Deep sigh.

I told her that my daughter was taking the dog with her (likely out east) next year and that I wondered what my life would be like. The woman started crying. I started crying.

F*** COVID. We hugged each other. I thought she would never let go as her arms were around me. She thanked me for caring and we parted ways.

This interaction (all of about 5 minutes) just weighed on me all day (and even now). How is it something so beautiful, as life and being a parent, is so fragile and painful at the same time? Know what I mean?

This was a good reminder to me that every life interaction is critical to our time here on earth. It’s also a reminder to me that hugs really do make a difference.

XOXO

Jessica

“There is too much to really make a difference.”

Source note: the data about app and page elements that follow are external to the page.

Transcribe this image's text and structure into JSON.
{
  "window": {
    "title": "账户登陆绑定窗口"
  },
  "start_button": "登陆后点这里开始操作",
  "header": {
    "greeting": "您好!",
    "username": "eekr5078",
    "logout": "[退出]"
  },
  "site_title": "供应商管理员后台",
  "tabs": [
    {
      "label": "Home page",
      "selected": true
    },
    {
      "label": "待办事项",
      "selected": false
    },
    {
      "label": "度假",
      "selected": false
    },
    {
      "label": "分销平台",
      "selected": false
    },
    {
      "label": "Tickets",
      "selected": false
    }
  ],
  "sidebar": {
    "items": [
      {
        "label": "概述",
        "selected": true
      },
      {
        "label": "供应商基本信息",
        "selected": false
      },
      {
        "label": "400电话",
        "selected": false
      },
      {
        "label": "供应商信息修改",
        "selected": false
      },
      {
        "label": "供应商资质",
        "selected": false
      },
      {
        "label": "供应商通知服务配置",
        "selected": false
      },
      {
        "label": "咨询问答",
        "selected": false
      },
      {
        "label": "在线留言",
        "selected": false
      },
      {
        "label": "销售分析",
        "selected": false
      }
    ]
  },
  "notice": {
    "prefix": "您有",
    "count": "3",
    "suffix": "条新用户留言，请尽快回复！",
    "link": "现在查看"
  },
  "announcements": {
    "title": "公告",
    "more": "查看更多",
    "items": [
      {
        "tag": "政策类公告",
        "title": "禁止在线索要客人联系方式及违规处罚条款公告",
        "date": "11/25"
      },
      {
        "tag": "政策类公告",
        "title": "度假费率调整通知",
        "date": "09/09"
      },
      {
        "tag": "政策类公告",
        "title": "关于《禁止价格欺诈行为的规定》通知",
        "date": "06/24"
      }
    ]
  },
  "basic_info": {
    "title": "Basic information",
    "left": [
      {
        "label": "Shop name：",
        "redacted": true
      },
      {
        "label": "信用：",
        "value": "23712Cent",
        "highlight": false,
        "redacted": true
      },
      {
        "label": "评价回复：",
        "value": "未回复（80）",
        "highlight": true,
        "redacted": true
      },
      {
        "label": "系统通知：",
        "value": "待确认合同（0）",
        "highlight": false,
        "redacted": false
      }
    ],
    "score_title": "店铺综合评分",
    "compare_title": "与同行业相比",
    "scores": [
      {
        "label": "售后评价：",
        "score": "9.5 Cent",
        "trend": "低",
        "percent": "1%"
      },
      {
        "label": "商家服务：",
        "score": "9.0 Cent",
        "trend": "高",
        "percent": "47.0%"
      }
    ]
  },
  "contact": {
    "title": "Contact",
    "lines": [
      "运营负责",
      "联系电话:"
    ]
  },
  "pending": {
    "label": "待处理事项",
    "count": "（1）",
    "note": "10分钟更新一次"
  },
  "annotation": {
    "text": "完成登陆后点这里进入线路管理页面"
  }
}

This was a statement from someone I met recently. We were talking about making a difference in the world. Helping to be part of the change. I felt bad for her when she said this, but I also realized that we all feel this way to some extent. She felt that she really couldn’t make a difference. I disagreed.I believe we can make a difference. We can be part of the change. We can’t pretend there are no problems in in the world or say that there are just too many to fix. There have been

problems in the world my whole life and they will continue beyond my life. We can be part of the change. We should be part of the change. And, nothing is too big. 🙂

Actually, I think of my world as small. Not in a hindering way. Rather, I think about it as–what can I do with those who come into my orbit? Sure, I can reach outside my “orbit” with donations and the like. But, when we do small good things in our orbit, those in our orbit do good in their orbits and then each “good” affects someone else’s orbits. So simple. So cool.

The day before my mom died, I told her that I felt that I had not done much in the world, in the same way she had. This turned out to be our last conversation. She told me that I was making a difference in her life at that moment. And in her eyes, that was enough for an entire life time. She reminded me that Mother Teresa cared for thousands of people over the years, but she cared for them one individual at a time.

Changing the world starts at home. It starts with you. It starts with one person at a time.

Have an amazing day!

XOXO

Jessica